The management company shares are generally considered to have relatively nominal value (i.e. you can conceivably put them into an IRA) as there generally isn’t a lot of (or any) income/revenue associated with them — however, since the management company owns the brand name and controls the funds and all hiring/firing/compensation decisions (within Bain Capital), if Romney’s partners wanted to continue using the name “Bain Capital” and take over control of the private equity firm and funds in the future, they would have to buy back Romney’s shares over a period of several years for hundred+ of millions of dollars. This is not uncommon in private equity firms undergoing an ownership transition. Since these shares (could) have been contributed to an IRA over the years, the Romney’s income 2002 to 2009 would largely be from his partners at Bain buying back shares that he’s already contributed to his IRA, and just like any trading you do in your IRA, the sale of these shares would be tax free until after he turns 65 (and/or withdraws from said IRA) and he’d pay zero income taxes on that. So, if he had transferred 50% of his Bain management co. shares to an IRA, if he was being paid $20M per year to have those shares bought back, his tax rate would be a blended 7.5%. If the management company shares were held overseas or had overseas blocker entities, it is conceivable it could be even lower than that. Also, he could use his taxable shares as charitable gifts and his non-taxable IRA shares as tax free income.

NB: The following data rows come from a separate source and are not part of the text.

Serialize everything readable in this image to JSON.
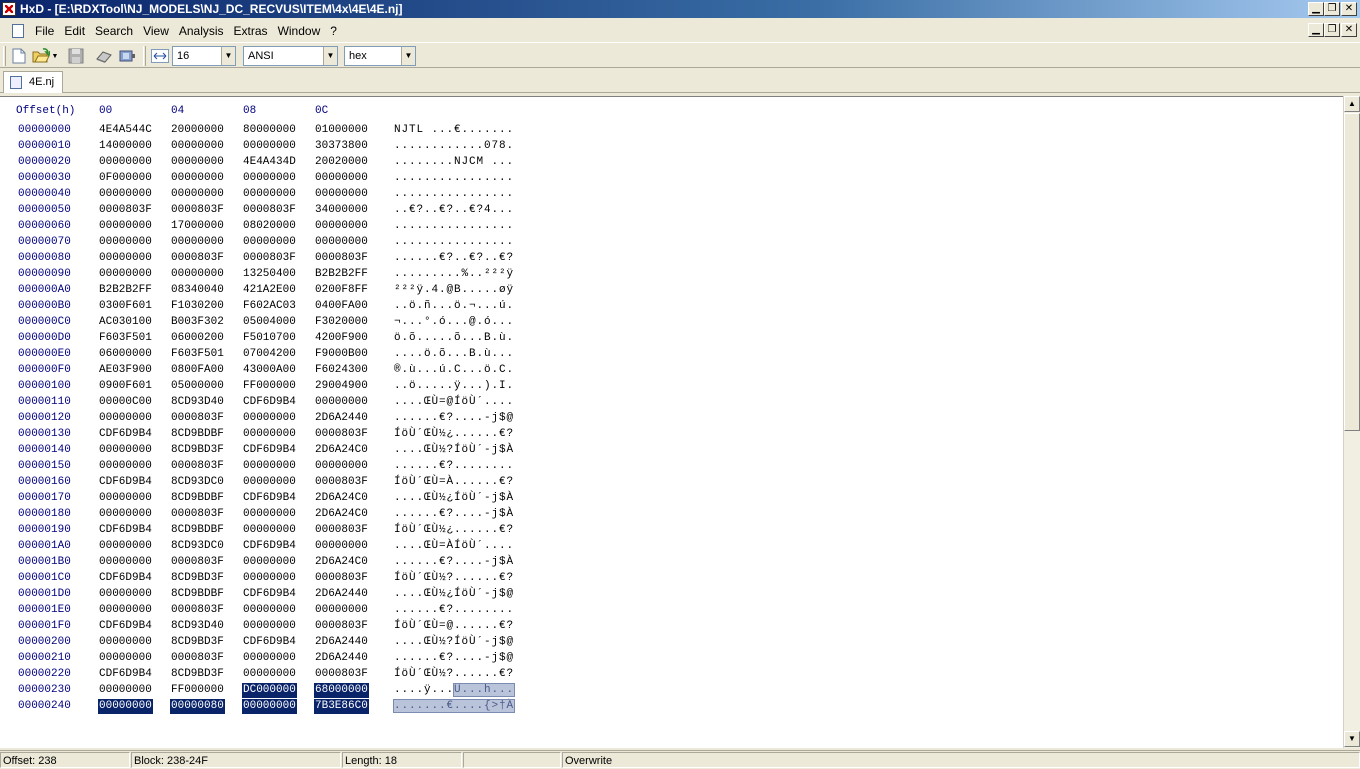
{
  "window": {
    "title": "HxD - [E:\\RDXTool\\NJ_MODELS\\NJ_DC_RECVUS\\ITEM\\4x\\4E\\4E.nj]",
    "min_glyph": "▁",
    "restore_glyph": "❐",
    "close_glyph": "✕"
  },
  "menu": [
    "File",
    "Edit",
    "Search",
    "View",
    "Analysis",
    "Extras",
    "Window",
    "?"
  ],
  "toolbar": {
    "bytes_per_row": "16",
    "charset": "ANSI",
    "display_mode": "hex",
    "dropdown_arrow": "▼"
  },
  "tab": {
    "label": "4E.nj"
  },
  "editor": {
    "header": {
      "offset_label": "Offset(h)",
      "col_00": "00",
      "col_04": "04",
      "col_08": "08",
      "col_0C": "0C"
    },
    "rows": [
      {
        "offset": "00000000",
        "hex": [
          "4E4A544C",
          "20000000",
          "80000000",
          "01000000"
        ],
        "ascii": "NJTL ...€......."
      },
      {
        "offset": "00000010",
        "hex": [
          "14000000",
          "00000000",
          "00000000",
          "30373800"
        ],
        "ascii": "............078."
      },
      {
        "offset": "00000020",
        "hex": [
          "00000000",
          "00000000",
          "4E4A434D",
          "20020000"
        ],
        "ascii": "........NJCM ..."
      },
      {
        "offset": "00000030",
        "hex": [
          "0F000000",
          "00000000",
          "00000000",
          "00000000"
        ],
        "ascii": "................"
      },
      {
        "offset": "00000040",
        "hex": [
          "00000000",
          "00000000",
          "00000000",
          "00000000"
        ],
        "ascii": "................"
      },
      {
        "offset": "00000050",
        "hex": [
          "0000803F",
          "0000803F",
          "0000803F",
          "34000000"
        ],
        "ascii": "..€?..€?..€?4..."
      },
      {
        "offset": "00000060",
        "hex": [
          "00000000",
          "17000000",
          "08020000",
          "00000000"
        ],
        "ascii": "................"
      },
      {
        "offset": "00000070",
        "hex": [
          "00000000",
          "00000000",
          "00000000",
          "00000000"
        ],
        "ascii": "................"
      },
      {
        "offset": "00000080",
        "hex": [
          "00000000",
          "0000803F",
          "0000803F",
          "0000803F"
        ],
        "ascii": "......€?..€?..€?"
      },
      {
        "offset": "00000090",
        "hex": [
          "00000000",
          "00000000",
          "13250400",
          "B2B2B2FF"
        ],
        "ascii": ".........%..²²²ÿ"
      },
      {
        "offset": "000000A0",
        "hex": [
          "B2B2B2FF",
          "08340040",
          "421A2E00",
          "0200F8FF"
        ],
        "ascii": "²²²ÿ.4.@B.....øÿ"
      },
      {
        "offset": "000000B0",
        "hex": [
          "0300F601",
          "F1030200",
          "F602AC03",
          "0400FA00"
        ],
        "ascii": "..ö.ñ...ö.¬...ú."
      },
      {
        "offset": "000000C0",
        "hex": [
          "AC030100",
          "B003F302",
          "05004000",
          "F3020000"
        ],
        "ascii": "¬...°.ó...@.ó..."
      },
      {
        "offset": "000000D0",
        "hex": [
          "F603F501",
          "06000200",
          "F5010700",
          "4200F900"
        ],
        "ascii": "ö.õ.....õ...B.ù."
      },
      {
        "offset": "000000E0",
        "hex": [
          "06000000",
          "F603F501",
          "07004200",
          "F9000B00"
        ],
        "ascii": "....ö.õ...B.ù..."
      },
      {
        "offset": "000000F0",
        "hex": [
          "AE03F900",
          "0800FA00",
          "43000A00",
          "F6024300"
        ],
        "ascii": "®.ù...ú.C...ö.C."
      },
      {
        "offset": "00000100",
        "hex": [
          "0900F601",
          "05000000",
          "FF000000",
          "29004900"
        ],
        "ascii": "..ö.....ÿ...).I."
      },
      {
        "offset": "00000110",
        "hex": [
          "00000C00",
          "8CD93D40",
          "CDF6D9B4",
          "00000000"
        ],
        "ascii": "....ŒÙ=@ÍöÙ´...."
      },
      {
        "offset": "00000120",
        "hex": [
          "00000000",
          "0000803F",
          "00000000",
          "2D6A2440"
        ],
        "ascii": "......€?....-j$@"
      },
      {
        "offset": "00000130",
        "hex": [
          "CDF6D9B4",
          "8CD9BDBF",
          "00000000",
          "0000803F"
        ],
        "ascii": "ÍöÙ´ŒÙ½¿......€?"
      },
      {
        "offset": "00000140",
        "hex": [
          "00000000",
          "8CD9BD3F",
          "CDF6D9B4",
          "2D6A24C0"
        ],
        "ascii": "....ŒÙ½?ÍöÙ´-j$À"
      },
      {
        "offset": "00000150",
        "hex": [
          "00000000",
          "0000803F",
          "00000000",
          "00000000"
        ],
        "ascii": "......€?........"
      },
      {
        "offset": "00000160",
        "hex": [
          "CDF6D9B4",
          "8CD93DC0",
          "00000000",
          "0000803F"
        ],
        "ascii": "ÍöÙ´ŒÙ=À......€?"
      },
      {
        "offset": "00000170",
        "hex": [
          "00000000",
          "8CD9BDBF",
          "CDF6D9B4",
          "2D6A24C0"
        ],
        "ascii": "....ŒÙ½¿ÍöÙ´-j$À"
      },
      {
        "offset": "00000180",
        "hex": [
          "00000000",
          "0000803F",
          "00000000",
          "2D6A24C0"
        ],
        "ascii": "......€?....-j$À"
      },
      {
        "offset": "00000190",
        "hex": [
          "CDF6D9B4",
          "8CD9BDBF",
          "00000000",
          "0000803F"
        ],
        "ascii": "ÍöÙ´ŒÙ½¿......€?"
      },
      {
        "offset": "000001A0",
        "hex": [
          "00000000",
          "8CD93DC0",
          "CDF6D9B4",
          "00000000"
        ],
        "ascii": "....ŒÙ=ÀÍöÙ´...."
      },
      {
        "offset": "000001B0",
        "hex": [
          "00000000",
          "0000803F",
          "00000000",
          "2D6A24C0"
        ],
        "ascii": "......€?....-j$À"
      },
      {
        "offset": "000001C0",
        "hex": [
          "CDF6D9B4",
          "8CD9BD3F",
          "00000000",
          "0000803F"
        ],
        "ascii": "ÍöÙ´ŒÙ½?......€?"
      },
      {
        "offset": "000001D0",
        "hex": [
          "00000000",
          "8CD9BDBF",
          "CDF6D9B4",
          "2D6A2440"
        ],
        "ascii": "....ŒÙ½¿ÍöÙ´-j$@"
      },
      {
        "offset": "000001E0",
        "hex": [
          "00000000",
          "0000803F",
          "00000000",
          "00000000"
        ],
        "ascii": "......€?........"
      },
      {
        "offset": "000001F0",
        "hex": [
          "CDF6D9B4",
          "8CD93D40",
          "00000000",
          "0000803F"
        ],
        "ascii": "ÍöÙ´ŒÙ=@......€?"
      },
      {
        "offset": "00000200",
        "hex": [
          "00000000",
          "8CD9BD3F",
          "CDF6D9B4",
          "2D6A2440"
        ],
        "ascii": "....ŒÙ½?ÍöÙ´-j$@"
      },
      {
        "offset": "00000210",
        "hex": [
          "00000000",
          "0000803F",
          "00000000",
          "2D6A2440"
        ],
        "ascii": "......€?....-j$@"
      },
      {
        "offset": "00000220",
        "hex": [
          "CDF6D9B4",
          "8CD9BD3F",
          "00000000",
          "0000803F"
        ],
        "ascii": "ÍöÙ´ŒÙ½?......€?"
      },
      {
        "offset": "00000230",
        "hex": [
          "00000000",
          "FF000000",
          "DC000000",
          "68000000"
        ],
        "ascii": "....ÿ...Ü...h..."
      },
      {
        "offset": "00000240",
        "hex": [
          "00000000",
          "00000080",
          "00000000",
          "7B3E86C0"
        ],
        "ascii": ".......€....{>†À"
      }
    ]
  },
  "scrollbar": {
    "up_glyph": "▲",
    "down_glyph": "▼"
  },
  "status": {
    "offset": "Offset: 238",
    "block": "Block: 238-24F",
    "length": "Length: 18",
    "mode": "Overwrite"
  }
}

This is pure speculation — but I think you if you and your team worked a little harder talking to estate planning lawyers and trust experts who work with senior private equity partners and professionals (good luck getting them on the record, but it is really much more nuanced for private equity than your everyday run of the mill wealthy individual), you could sketch out a number of hypothetical situations and I think add more credibility to Reid’s position.
It’s entirely possible Romney paid zero income taxes, and possibly nominal capital gains taxes (i.e. less than 15 percent). In fact, since he wasn’t being paid income but presumably was liquidating his stake in Bain Capital, in the perspective of the IRS, he wasn’t earning any income — just selling assets (Bain management company back to his other partners).
Josh Marshall is editor and publisher of TalkingPointsMemo.com.